Comments encouraged on PSRC's SEPA policies through December 1.

Comments encouraged on PSRC’s SEPA policies through December 1.

The proposed updates to PSRC’s SEPA procedures primarily consist of minor improvements for clarity and consistency with the SEPA rules, and a change to the appeal process and public notification steps. 

The public comment period will run from October 20 to December 1, 2016. Written comments received by November 17 will be included in the agenda packet for the Operations Committee.

You can view the SEPA materials online or request them from the Information Center at (206) 464-7532. 

How to make a comment:

Email: Erika Harris at eharris@psrc.org

U.S. Mail: ATTN: Erika Harris, 1011 Western Ave, Suite 500, Seattle, WA 98104

In person: Operations Committee meeting on December 1 at PSRC.

On December 1, the Operations Committee is scheduled to act on recommending the changes to the Executive Board, which will vote on the recommendation later that morning.

Historic Wilburton Trestle to become new elevated trail

King County has a plan and much of the funding to transform the century-old Wilburton Trestle in Bellevue into an elevated trail for walking and cycling by 2020.

King County Exec Dow Constantine, Gov. Jay Inslee, and other regional leaders announced the Wilburton project on Tuesday.

Executive Dow Constantine, Governor Jay Inslee, Councilmember Claudia Balducci and other regional leaders announced the Wilburton project on Tuesday.

Users of the trail will have a spectacular view.  The trestle is almost 1,000 feet long and more than 100 feet above the ground.

On October 18, King County Executive Dow Constantine announced commitments that will fund $10 million of the total cost of $13.2 million. PSRC is contributing $500,000 to the project.

The PSRC funding is part of a $2 million award to the Eastside Rail Corridor Wilburton segment through Bellevue.

The Eastside Rail Corridor is a 16.7-mile trail that will connect Renton, Bellevue, Kirkland, Woodinville and Redmond.

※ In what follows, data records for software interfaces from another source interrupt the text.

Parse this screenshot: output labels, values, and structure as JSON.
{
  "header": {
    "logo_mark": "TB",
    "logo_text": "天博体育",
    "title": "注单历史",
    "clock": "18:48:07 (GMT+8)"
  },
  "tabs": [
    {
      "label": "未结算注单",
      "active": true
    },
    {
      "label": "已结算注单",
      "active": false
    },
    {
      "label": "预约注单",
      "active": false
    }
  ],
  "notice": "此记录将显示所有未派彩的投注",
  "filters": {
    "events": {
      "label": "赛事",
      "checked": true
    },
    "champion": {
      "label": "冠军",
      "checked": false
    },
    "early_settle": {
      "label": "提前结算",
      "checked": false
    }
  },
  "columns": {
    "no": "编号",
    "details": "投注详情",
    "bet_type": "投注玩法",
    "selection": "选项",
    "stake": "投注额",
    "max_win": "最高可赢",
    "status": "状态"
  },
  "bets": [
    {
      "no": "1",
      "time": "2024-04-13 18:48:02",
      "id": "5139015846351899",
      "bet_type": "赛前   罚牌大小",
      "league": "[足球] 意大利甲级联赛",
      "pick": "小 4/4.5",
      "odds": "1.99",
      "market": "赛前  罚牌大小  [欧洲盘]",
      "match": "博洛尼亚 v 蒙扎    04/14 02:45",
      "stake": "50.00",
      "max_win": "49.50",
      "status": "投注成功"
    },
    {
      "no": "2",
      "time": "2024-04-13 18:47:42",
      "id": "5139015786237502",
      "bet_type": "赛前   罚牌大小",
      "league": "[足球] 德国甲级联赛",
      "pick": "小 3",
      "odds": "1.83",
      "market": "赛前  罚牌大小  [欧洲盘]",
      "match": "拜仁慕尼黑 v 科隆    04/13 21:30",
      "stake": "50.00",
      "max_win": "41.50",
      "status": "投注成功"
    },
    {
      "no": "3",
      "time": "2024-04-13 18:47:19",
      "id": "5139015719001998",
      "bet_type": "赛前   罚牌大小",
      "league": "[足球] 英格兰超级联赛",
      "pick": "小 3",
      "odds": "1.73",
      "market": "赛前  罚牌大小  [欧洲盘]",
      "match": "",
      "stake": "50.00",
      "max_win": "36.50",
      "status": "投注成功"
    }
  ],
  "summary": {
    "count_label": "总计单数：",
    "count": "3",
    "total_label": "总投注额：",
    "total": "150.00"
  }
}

In July, King County released the Final Master Plan and Environmental Impact Statement, which identifies a Preferred Alternative trail alignment for the corridor.

Here’s a video showing a birds-eye view of the trestle.